Lines holding the string "title" are the ones to copy from this listing.

* **The data**

****************************************

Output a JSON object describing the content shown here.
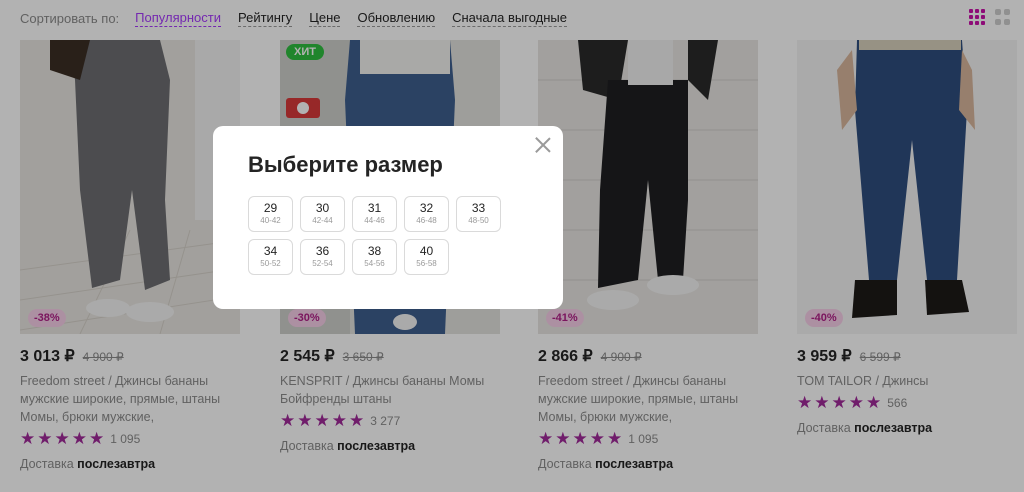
{
  "sort": {
    "label": "Сортировать по:",
    "options": [
      "Популярности",
      "Рейтингу",
      "Цене",
      "Обновлению",
      "Сначала выгодные"
    ],
    "active": "Популярности"
  },
  "view_icons": [
    "grid-3-icon",
    "grid-2-icon"
  ],
  "products": [
    {
      "price": "3 013 ₽",
      "old_price": "4 900 ₽",
      "discount": "-38%",
      "title": "Freedom street / Джинсы бананы мужские широкие, прямые, штаны Момы, брюки мужские, бойфренды,…",
      "rating_count": "1 095",
      "rating": 5,
      "delivery_label": "Доставка",
      "delivery_date": "послезавтра"
    },
    {
      "price": "2 545 ₽",
      "old_price": "3 650 ₽",
      "discount": "-30%",
      "badge": "ХИТ",
      "title": "KENSPRIT / Джинсы бананы Момы Бойфренды штаны",
      "rating_count": "3 277",
      "rating": 5,
      "delivery_label": "Доставка",
      "delivery_date": "послезавтра"
    },
    {
      "price": "2 866 ₽",
      "old_price": "4 900 ₽",
      "discount": "-41%",
      "title": "Freedom street / Джинсы бананы мужские широкие, прямые, штаны Момы, брюки мужские, бойфренды,…",
      "rating_count": "1 095",
      "rating": 5,
      "delivery_label": "Доставка",
      "delivery_date": "послезавтра"
    },
    {
      "price": "3 959 ₽",
      "old_price": "6 599 ₽",
      "discount": "-40%",
      "title": "TOM TAILOR / Джинсы",
      "rating_count": "566",
      "rating": 5,
      "delivery_label": "Доставка",
      "delivery_date": "послезавтра"
    }
  ],
  "modal": {
    "title": "Выберите размер",
    "sizes": [
      {
        "size": "29",
        "ru": "40-42"
      },
      {
        "size": "30",
        "ru": "42-44"
      },
      {
        "size": "31",
        "ru": "44-46"
      },
      {
        "size": "32",
        "ru": "46-48"
      },
      {
        "size": "33",
        "ru": "48-50"
      },
      {
        "size": "34",
        "ru": "50-52"
      },
      {
        "size": "36",
        "ru": "52-54"
      },
      {
        "size": "38",
        "ru": "54-56"
      },
      {
        "size": "40",
        "ru": "56-58"
      }
    ]
  },
  "colors": {
    "accent": "#a73afd",
    "star": "#a12a9a",
    "discount_bg": "#f7cfe8",
    "hit_bg": "#2fbf3f"
  }
}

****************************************

* **Expected answer**
      "title": "Freedom street / Джинсы бананы мужские широкие, прямые, штаны Момы, брюки мужские, бойфренды,…",
      "title": "KENSPRIT / Джинсы бананы Момы Бойфренды штаны",
      "title": "Freedom street / Джинсы бананы мужские широкие, прямые, штаны Момы, брюки мужские, бойфренды,…",
      "title": "TOM TAILOR / Джинсы",
    "title": "Выберите размер",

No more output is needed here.